*** Block opens ***

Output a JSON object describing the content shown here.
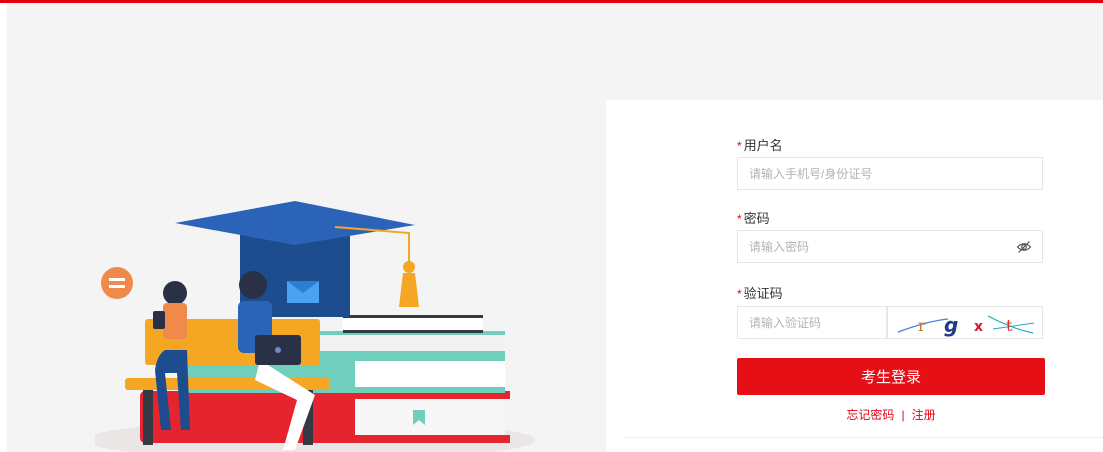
{
  "form": {
    "username": {
      "required_mark": "*",
      "label": "用户名",
      "placeholder": "请输入手机号/身份证号",
      "value": ""
    },
    "password": {
      "required_mark": "*",
      "label": "密码",
      "placeholder": "请输入密码",
      "value": "",
      "toggle_icon": "eye-off-icon"
    },
    "captcha": {
      "required_mark": "*",
      "label": "验证码",
      "placeholder": "请输入验证码",
      "value": "",
      "image_text": "rgxt"
    },
    "login_button": "考生登录",
    "forgot_password": "忘记密码",
    "separator": "|",
    "register": "注册"
  },
  "colors": {
    "accent": "#e60012",
    "page_background": "#f4f4f4",
    "panel_background": "#ffffff"
  }
}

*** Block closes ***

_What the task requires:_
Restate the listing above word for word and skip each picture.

_Problem solution:_
Output a JSON object describing the content shown here.
{
  "form": {
    "username": {
      "required_mark": "*",
      "label": "用户名",
      "placeholder": "请输入手机号/身份证号",
      "value": ""
    },
    "password": {
      "required_mark": "*",
      "label": "密码",
      "placeholder": "请输入密码",
      "value": "",
      "toggle_icon": "eye-off-icon"
    },
    "captcha": {
      "required_mark": "*",
      "label": "验证码",
      "placeholder": "请输入验证码",
      "value": "",
      "image_text": "rgxt"
    },
    "login_button": "考生登录",
    "forgot_password": "忘记密码",
    "separator": "|",
    "register": "注册"
  },
  "colors": {
    "accent": "#e60012",
    "page_background": "#f4f4f4",
    "panel_background": "#ffffff"
  }
}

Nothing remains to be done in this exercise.